Without copying any picture, return all lines below exactly.

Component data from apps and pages
-------

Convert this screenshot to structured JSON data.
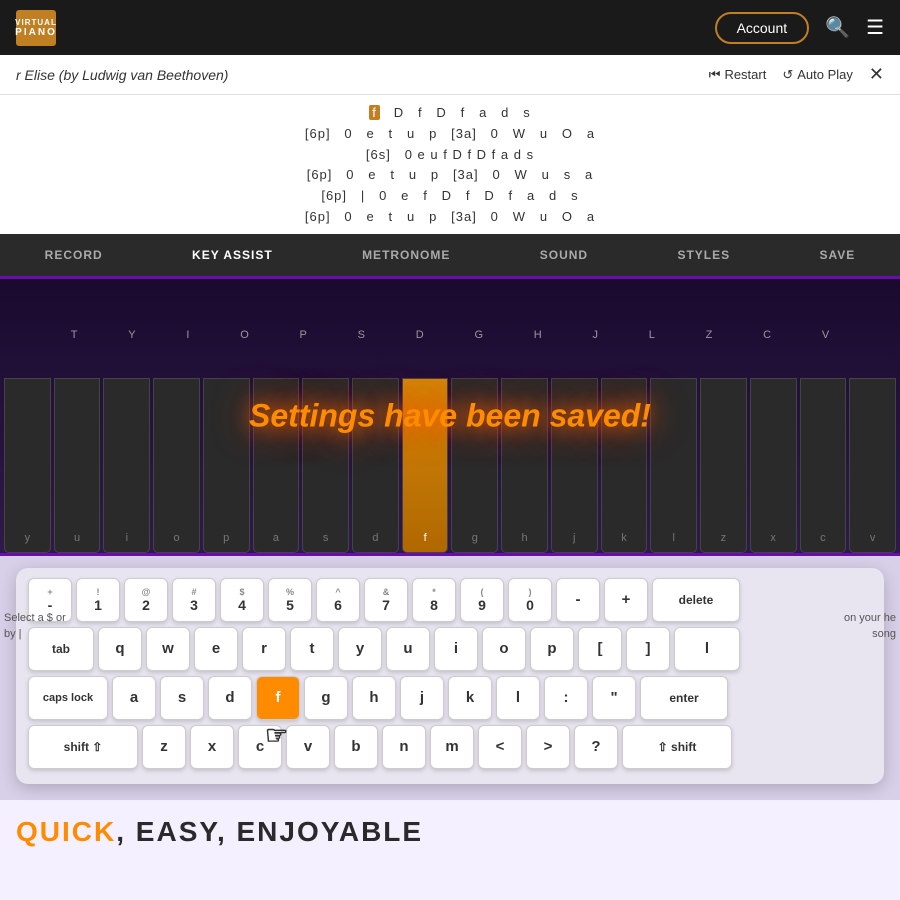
{
  "header": {
    "logo_line1": "VIRTUAL",
    "logo_line2": "PIANO",
    "account_label": "Account",
    "search_icon": "🔍",
    "menu_icon": "☰"
  },
  "song_bar": {
    "title": "r Elise (by Ludwig van Beethoven)",
    "restart_label": "Restart",
    "autoplay_label": "Auto Play",
    "close_icon": "✕"
  },
  "sheet_music": {
    "lines": [
      "f  D  f  D  f  a  d  s",
      "[6p]  0  e  t  u  p  [3a]  0  W  u  O  a",
      "[6s]  0 e u f D f D f a d s",
      "[6p]  0  e  t  u  p  [3a]  0  W  u  s  a",
      "[6p]  |  0  e  f  D  f  D  f  a  d  s",
      "[6p]  0  e  t  u  p  [3a]  0  W  u  O  a"
    ],
    "highlighted_char": "f"
  },
  "toolbar": {
    "items": [
      "RECORD",
      "KEY ASSIST",
      "METRONOME",
      "SOUND",
      "STYLES",
      "SAVE"
    ],
    "active_index": 1
  },
  "piano": {
    "settings_saved_msg": "Settings have been saved!",
    "top_labels": [
      "T",
      "Y",
      "I",
      "O",
      "P",
      "S",
      "D",
      "G",
      "H",
      "J",
      "L",
      "Z",
      "C",
      "V"
    ],
    "bottom_labels": [
      "y",
      "u",
      "i",
      "o",
      "p",
      "a",
      "s",
      "d",
      "f",
      "g",
      "h",
      "j",
      "k",
      "l",
      "z",
      "x",
      "c",
      "v"
    ],
    "highlighted_bottom": "f"
  },
  "on_screen_keyboard": {
    "row1": [
      {
        "label": "+\n-",
        "sub": "",
        "main": "+\n-",
        "wide": false
      },
      {
        "label": "!\n1",
        "sub": "!",
        "main": "1"
      },
      {
        "label": "@\n2",
        "sub": "@",
        "main": "2"
      },
      {
        "label": "#\n3",
        "sub": "#",
        "main": "3"
      },
      {
        "label": "$\n4",
        "sub": "$",
        "main": "4"
      },
      {
        "label": "%\n5",
        "sub": "%",
        "main": "5"
      },
      {
        "label": "^\n6",
        "sub": "^",
        "main": "6"
      },
      {
        "label": "&\n7",
        "sub": "&",
        "main": "7"
      },
      {
        "label": "*\n8",
        "sub": "*",
        "main": "8"
      },
      {
        "label": "(\n9",
        "sub": "(",
        "main": "9"
      },
      {
        "label": ")\n0",
        "sub": ")",
        "main": "0"
      },
      {
        "label": "-",
        "sub": "",
        "main": "-"
      },
      {
        "label": "+",
        "sub": "",
        "main": "+"
      },
      {
        "label": "delete",
        "sub": "",
        "main": "delete",
        "wide": true
      }
    ],
    "row2": [
      {
        "label": "tab",
        "sub": "",
        "main": "tab",
        "wide": true
      },
      {
        "label": "q"
      },
      {
        "label": "w"
      },
      {
        "label": "e"
      },
      {
        "label": "r"
      },
      {
        "label": "t"
      },
      {
        "label": "y"
      },
      {
        "label": "u"
      },
      {
        "label": "i"
      },
      {
        "label": "o"
      },
      {
        "label": "p"
      },
      {
        "label": "["
      },
      {
        "label": "]"
      },
      {
        "label": "l",
        "wide": true
      }
    ],
    "row3": [
      {
        "label": "caps lock",
        "wide": true
      },
      {
        "label": "a"
      },
      {
        "label": "s"
      },
      {
        "label": "d"
      },
      {
        "label": "f",
        "highlighted": true
      },
      {
        "label": "g"
      },
      {
        "label": "h"
      },
      {
        "label": "j"
      },
      {
        "label": "k"
      },
      {
        "label": "l"
      },
      {
        "label": ":"
      },
      {
        "label": "\""
      },
      {
        "label": "enter",
        "wide": true
      }
    ],
    "row4": [
      {
        "label": "shift ⇧",
        "wide": true
      },
      {
        "label": "z"
      },
      {
        "label": "x"
      },
      {
        "label": "c"
      },
      {
        "label": "v"
      },
      {
        "label": "b"
      },
      {
        "label": "n"
      },
      {
        "label": "m"
      },
      {
        "label": "<"
      },
      {
        "label": ">"
      },
      {
        "label": "?"
      },
      {
        "label": "⇧ shift",
        "wide": true
      }
    ]
  },
  "side_texts": {
    "left": "Select a $ or by |",
    "right": "on your he song"
  },
  "bottom": {
    "title_part1": "QUICK, EASY, ENJOYABLE"
  }
}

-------

Result of the exercise:
Convert this screenshot to structured JSON data.
{
  "header": {
    "logo_line1": "VIRTUAL",
    "logo_line2": "PIANO",
    "account_label": "Account",
    "search_icon": "🔍",
    "menu_icon": "☰"
  },
  "song_bar": {
    "title": "r Elise (by Ludwig van Beethoven)",
    "restart_label": "Restart",
    "autoplay_label": "Auto Play",
    "close_icon": "✕"
  },
  "sheet_music": {
    "lines": [
      "f  D  f  D  f  a  d  s",
      "[6p]  0  e  t  u  p  [3a]  0  W  u  O  a",
      "[6s]  0 e u f D f D f a d s",
      "[6p]  0  e  t  u  p  [3a]  0  W  u  s  a",
      "[6p]  |  0  e  f  D  f  D  f  a  d  s",
      "[6p]  0  e  t  u  p  [3a]  0  W  u  O  a"
    ],
    "highlighted_char": "f"
  },
  "toolbar": {
    "items": [
      "RECORD",
      "KEY ASSIST",
      "METRONOME",
      "SOUND",
      "STYLES",
      "SAVE"
    ],
    "active_index": 1
  },
  "piano": {
    "settings_saved_msg": "Settings have been saved!",
    "top_labels": [
      "T",
      "Y",
      "I",
      "O",
      "P",
      "S",
      "D",
      "G",
      "H",
      "J",
      "L",
      "Z",
      "C",
      "V"
    ],
    "bottom_labels": [
      "y",
      "u",
      "i",
      "o",
      "p",
      "a",
      "s",
      "d",
      "f",
      "g",
      "h",
      "j",
      "k",
      "l",
      "z",
      "x",
      "c",
      "v"
    ],
    "highlighted_bottom": "f"
  },
  "on_screen_keyboard": {
    "row1": [
      {
        "label": "+\n-",
        "sub": "",
        "main": "+\n-",
        "wide": false
      },
      {
        "label": "!\n1",
        "sub": "!",
        "main": "1"
      },
      {
        "label": "@\n2",
        "sub": "@",
        "main": "2"
      },
      {
        "label": "#\n3",
        "sub": "#",
        "main": "3"
      },
      {
        "label": "$\n4",
        "sub": "$",
        "main": "4"
      },
      {
        "label": "%\n5",
        "sub": "%",
        "main": "5"
      },
      {
        "label": "^\n6",
        "sub": "^",
        "main": "6"
      },
      {
        "label": "&\n7",
        "sub": "&",
        "main": "7"
      },
      {
        "label": "*\n8",
        "sub": "*",
        "main": "8"
      },
      {
        "label": "(\n9",
        "sub": "(",
        "main": "9"
      },
      {
        "label": ")\n0",
        "sub": ")",
        "main": "0"
      },
      {
        "label": "-",
        "sub": "",
        "main": "-"
      },
      {
        "label": "+",
        "sub": "",
        "main": "+"
      },
      {
        "label": "delete",
        "sub": "",
        "main": "delete",
        "wide": true
      }
    ],
    "row2": [
      {
        "label": "tab",
        "sub": "",
        "main": "tab",
        "wide": true
      },
      {
        "label": "q"
      },
      {
        "label": "w"
      },
      {
        "label": "e"
      },
      {
        "label": "r"
      },
      {
        "label": "t"
      },
      {
        "label": "y"
      },
      {
        "label": "u"
      },
      {
        "label": "i"
      },
      {
        "label": "o"
      },
      {
        "label": "p"
      },
      {
        "label": "["
      },
      {
        "label": "]"
      },
      {
        "label": "l",
        "wide": true
      }
    ],
    "row3": [
      {
        "label": "caps lock",
        "wide": true
      },
      {
        "label": "a"
      },
      {
        "label": "s"
      },
      {
        "label": "d"
      },
      {
        "label": "f",
        "highlighted": true
      },
      {
        "label": "g"
      },
      {
        "label": "h"
      },
      {
        "label": "j"
      },
      {
        "label": "k"
      },
      {
        "label": "l"
      },
      {
        "label": ":"
      },
      {
        "label": "\""
      },
      {
        "label": "enter",
        "wide": true
      }
    ],
    "row4": [
      {
        "label": "shift ⇧",
        "wide": true
      },
      {
        "label": "z"
      },
      {
        "label": "x"
      },
      {
        "label": "c"
      },
      {
        "label": "v"
      },
      {
        "label": "b"
      },
      {
        "label": "n"
      },
      {
        "label": "m"
      },
      {
        "label": "<"
      },
      {
        "label": ">"
      },
      {
        "label": "?"
      },
      {
        "label": "⇧ shift",
        "wide": true
      }
    ]
  },
  "side_texts": {
    "left": "Select a $ or by |",
    "right": "on your he song"
  },
  "bottom": {
    "title_part1": "QUICK, EASY, ENJOYABLE"
  }
}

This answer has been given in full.